Little Helping Hands was an incredible organization and I would love to replicate it everywhere across the country. I’ve always looked for ways for our family to get involved. Believe it or not it’s not always easy with a family with young kids. Organizations, in my experience at least, prefer to have older kids and adults to help and not deal with the little ones running rampant. I can’t say I blame them. Even when looking for a place to volunteer in Austin I emailed and called at least 10 places. Little Helping Hands was the only place to even get back to me and honestly gave us a ton of things we could do with our young family. They’ve really got things down to a science.

I have big dreams for what we lovingly call The Giving Tour. Honestly, I always have big dreams and ideas for everything– its whether or not I figure out how to make it work is another thing. The goal is for my family to really make a difference in the communities we spend a significant amount of time in. Considering we are slowing down that will hopefully happen more often now (although I’m having a hard time grasping the idea of ‘slowing down’). It’s a mutually beneficial relationship. The community takes us in for some time, we learn new things, see new places and then we help by giving back– it’s simple really.

The larger idea comes when I think this could turn into something incredible for high school kids. I think 10th-12th graders would be ideal. We could start The Giving Tour with those kids and we would travel around the country, they give back, and see new places (all in an RV). And no, I’m not talking about our family of 5 traveling with the these high school kids but an educator or someone in a leadership role. Obviously, a year trip would be a bit out of the question, but a few weeks to a month would be do-able doing a region at a time. We could work with local organizations and really get something amazing things to happen. This country has so much for kids to experience and so many ways to get involved. I am confident it would be life changing. I remember going to South Africa when I was in high school and the experiences I had helped shaped who I am today. That is, a traveling blogger with hopes to create something big for my family and others; instilling a sense of appreciation, adventure and compassion. Big goals. Must. Take. One. Step. At A Time.

Have ideas on how we can get The Giving Tour started with high school kids in your area? Know of a few great organizations we could work with? We are staying in Santa Fe for a month and it’s our first lengthy stay so we are busy looking for volunteer opportunities. We will be sure to post more and we will be adding a new menu option in the coming weeks so we can feature some of the organizations we work with while on this journey.
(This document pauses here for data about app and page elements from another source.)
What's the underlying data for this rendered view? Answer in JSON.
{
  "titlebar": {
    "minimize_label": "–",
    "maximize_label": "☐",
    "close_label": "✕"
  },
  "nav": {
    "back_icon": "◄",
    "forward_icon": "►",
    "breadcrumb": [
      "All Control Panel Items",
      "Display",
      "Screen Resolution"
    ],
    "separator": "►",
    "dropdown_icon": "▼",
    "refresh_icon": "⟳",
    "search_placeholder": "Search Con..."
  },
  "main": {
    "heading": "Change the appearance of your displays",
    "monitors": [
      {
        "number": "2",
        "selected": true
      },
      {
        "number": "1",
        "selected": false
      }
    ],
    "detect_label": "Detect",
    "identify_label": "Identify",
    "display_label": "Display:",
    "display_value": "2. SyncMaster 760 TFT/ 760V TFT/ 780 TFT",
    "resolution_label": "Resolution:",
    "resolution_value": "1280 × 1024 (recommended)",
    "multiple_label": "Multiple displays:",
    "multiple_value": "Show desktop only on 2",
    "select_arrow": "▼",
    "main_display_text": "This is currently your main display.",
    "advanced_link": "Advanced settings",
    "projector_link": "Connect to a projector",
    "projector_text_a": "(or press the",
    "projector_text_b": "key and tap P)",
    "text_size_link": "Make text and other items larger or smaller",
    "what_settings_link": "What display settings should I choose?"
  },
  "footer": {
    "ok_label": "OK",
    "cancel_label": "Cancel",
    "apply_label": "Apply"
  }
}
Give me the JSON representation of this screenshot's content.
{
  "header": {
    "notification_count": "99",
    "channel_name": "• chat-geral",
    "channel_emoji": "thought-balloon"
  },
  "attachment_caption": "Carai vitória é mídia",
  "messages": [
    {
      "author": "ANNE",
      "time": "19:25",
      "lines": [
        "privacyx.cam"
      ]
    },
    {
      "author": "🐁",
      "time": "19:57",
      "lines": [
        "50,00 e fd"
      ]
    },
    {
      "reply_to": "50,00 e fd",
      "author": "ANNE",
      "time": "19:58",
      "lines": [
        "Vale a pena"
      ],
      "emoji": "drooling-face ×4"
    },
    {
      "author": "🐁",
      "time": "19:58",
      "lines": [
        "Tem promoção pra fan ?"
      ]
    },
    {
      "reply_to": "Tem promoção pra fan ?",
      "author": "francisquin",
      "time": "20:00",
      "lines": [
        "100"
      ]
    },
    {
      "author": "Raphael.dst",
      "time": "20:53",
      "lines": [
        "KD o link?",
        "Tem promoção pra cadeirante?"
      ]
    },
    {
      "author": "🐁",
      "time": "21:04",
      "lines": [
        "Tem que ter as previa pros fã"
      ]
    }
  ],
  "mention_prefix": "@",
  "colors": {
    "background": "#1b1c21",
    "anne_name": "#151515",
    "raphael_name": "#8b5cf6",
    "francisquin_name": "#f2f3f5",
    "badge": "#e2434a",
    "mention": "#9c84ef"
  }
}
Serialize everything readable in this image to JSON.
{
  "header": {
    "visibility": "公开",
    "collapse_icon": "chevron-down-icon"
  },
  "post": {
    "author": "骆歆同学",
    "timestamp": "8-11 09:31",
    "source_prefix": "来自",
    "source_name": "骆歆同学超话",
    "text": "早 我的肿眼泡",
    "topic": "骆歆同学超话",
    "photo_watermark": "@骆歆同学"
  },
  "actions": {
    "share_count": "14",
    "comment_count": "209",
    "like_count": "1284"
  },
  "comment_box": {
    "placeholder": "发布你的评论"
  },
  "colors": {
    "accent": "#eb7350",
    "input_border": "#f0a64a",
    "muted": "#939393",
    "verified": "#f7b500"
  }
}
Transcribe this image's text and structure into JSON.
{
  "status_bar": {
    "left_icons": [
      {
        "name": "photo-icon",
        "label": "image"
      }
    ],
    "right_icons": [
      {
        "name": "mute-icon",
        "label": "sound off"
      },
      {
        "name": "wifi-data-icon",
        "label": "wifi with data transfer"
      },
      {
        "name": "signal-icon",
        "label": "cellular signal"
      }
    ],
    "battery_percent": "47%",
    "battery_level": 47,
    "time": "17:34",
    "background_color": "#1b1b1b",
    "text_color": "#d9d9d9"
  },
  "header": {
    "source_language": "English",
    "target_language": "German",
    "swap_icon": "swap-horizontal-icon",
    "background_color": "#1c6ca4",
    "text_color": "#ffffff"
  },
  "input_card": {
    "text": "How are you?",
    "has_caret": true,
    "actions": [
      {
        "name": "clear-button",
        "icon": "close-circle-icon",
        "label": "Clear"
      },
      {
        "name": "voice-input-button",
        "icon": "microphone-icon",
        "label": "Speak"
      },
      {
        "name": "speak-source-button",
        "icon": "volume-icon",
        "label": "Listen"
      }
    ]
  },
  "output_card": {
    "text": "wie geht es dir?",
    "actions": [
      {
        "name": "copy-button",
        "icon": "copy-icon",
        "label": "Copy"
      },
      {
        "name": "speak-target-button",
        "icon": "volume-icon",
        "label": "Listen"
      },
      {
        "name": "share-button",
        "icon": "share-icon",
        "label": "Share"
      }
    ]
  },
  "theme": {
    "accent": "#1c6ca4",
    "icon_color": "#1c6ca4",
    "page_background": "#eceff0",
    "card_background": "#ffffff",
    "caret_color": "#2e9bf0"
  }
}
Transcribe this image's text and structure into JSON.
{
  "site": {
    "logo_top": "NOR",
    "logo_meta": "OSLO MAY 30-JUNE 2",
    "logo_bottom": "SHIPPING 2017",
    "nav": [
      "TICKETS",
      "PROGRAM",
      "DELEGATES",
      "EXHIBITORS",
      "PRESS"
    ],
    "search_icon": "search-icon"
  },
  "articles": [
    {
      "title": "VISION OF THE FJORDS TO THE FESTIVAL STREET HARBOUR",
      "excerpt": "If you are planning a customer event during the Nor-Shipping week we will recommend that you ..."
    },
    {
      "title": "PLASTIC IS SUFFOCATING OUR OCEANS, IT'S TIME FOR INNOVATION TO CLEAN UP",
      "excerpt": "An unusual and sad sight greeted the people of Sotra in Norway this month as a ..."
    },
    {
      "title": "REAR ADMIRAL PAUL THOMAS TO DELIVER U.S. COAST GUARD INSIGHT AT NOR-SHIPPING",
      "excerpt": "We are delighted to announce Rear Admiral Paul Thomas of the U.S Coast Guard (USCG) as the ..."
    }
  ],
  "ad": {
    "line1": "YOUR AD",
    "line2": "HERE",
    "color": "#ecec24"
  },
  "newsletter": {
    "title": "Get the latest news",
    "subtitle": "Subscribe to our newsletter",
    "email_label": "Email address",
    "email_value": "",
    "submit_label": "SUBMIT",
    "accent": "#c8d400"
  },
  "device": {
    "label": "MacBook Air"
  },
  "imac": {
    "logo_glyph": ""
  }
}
Cheers to living a grateful life!

(Update: Be sure to visit HERE to find more pictures, information and links to all the organizations we’ve been helping. There are A LOT of hair nets involved. Thought that might entice you. :))